Nerves run all through our bodies making up a complex and intricate nervous system that keeps our hearts beating and muscles moving.  Nerves are most vulnerable when they are close to the surface with very little soft tissue to protect them.  For example, nerve compression (impingement) can result in neck or lower back pain when inflammation or pressure on a nerve root exits the spine at those locations.  Nerve impingement syndrome can also occur in the neck and shoulder when structures like the collar bone or the ligaments and tendons of the shoulder compress on the nerves that run through that area.  When this happens, it causes pain to radiate from the neck down the shoulder and arm and this is called cervical radiculopathy.  When it happen in the lower back and pain radiates down the leg and foot, it is known as lumbar radiculopathy or sciatic nerve pain.

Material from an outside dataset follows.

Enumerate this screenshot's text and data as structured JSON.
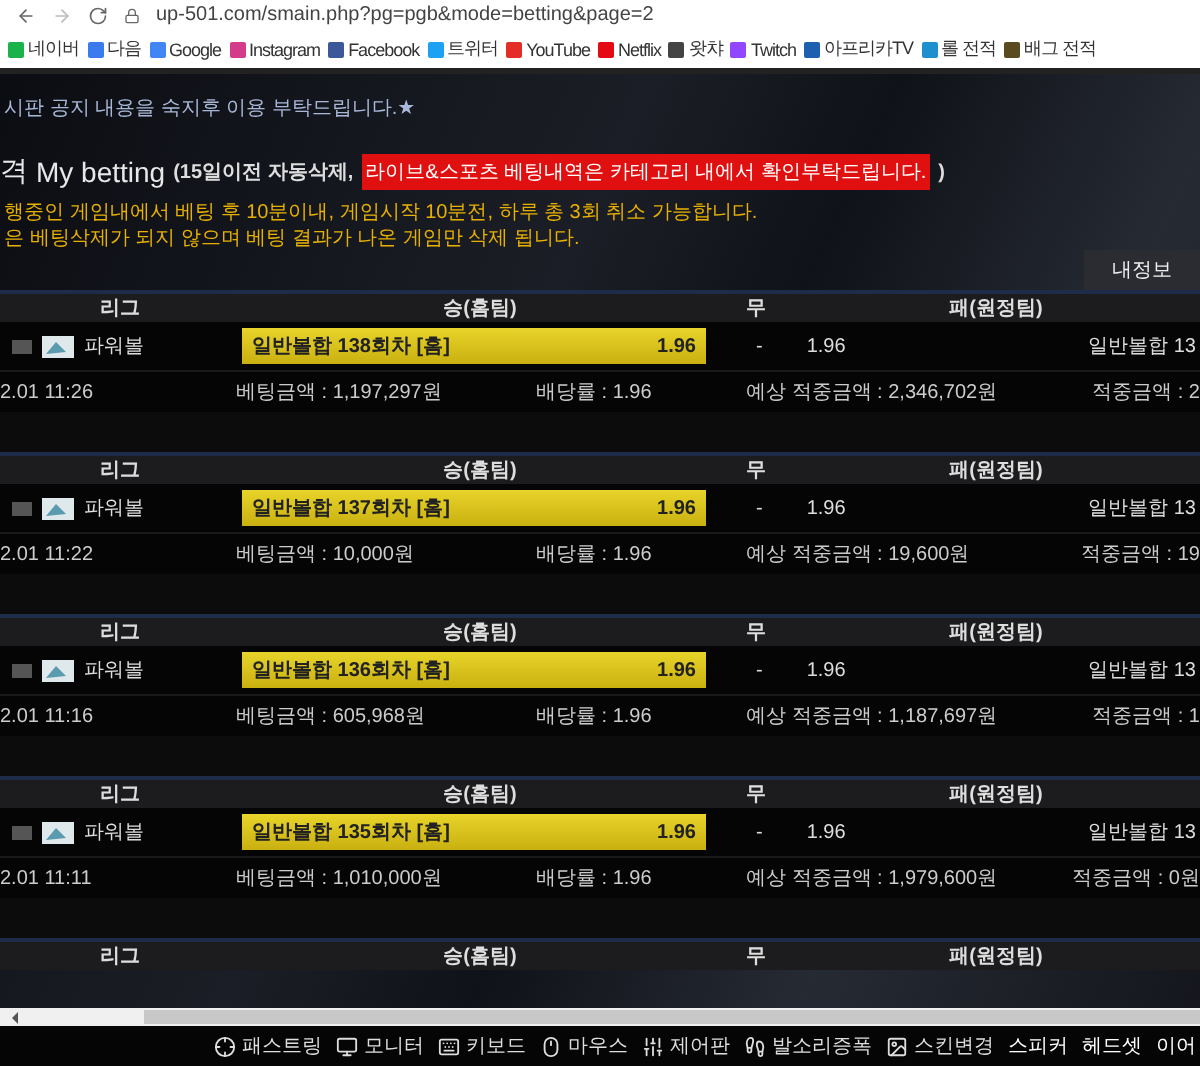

The neck and lower back are not the only areas that can experience nerve impingement.  Other common areas include the elbows, hands, wrists, and fingers.  Nerve compression in the wrists and hands is known as carpal tunnel syndrome.   When nerve compression lasts a long time, the protective line or sheath around the nerve starts to break down and swelling and scarring begins.  Scarring interferes with the nerve’s function and is difficult to repair.  Early treatment for inflamed or impinged nerves typically involve nonsteroidal anti-inflammatory drugs (NSAIDs) such as aspirin, ibuprofen, or naproxen to reduce swelling.  If the pain and inflammation persist despite NSAIDs and physical therapy, steroids taken orally or injected may be used.  Surgery is often reserved for last resort but may be required to remove or break apart scar tissue that has formed from prolonged irritation of the nerve.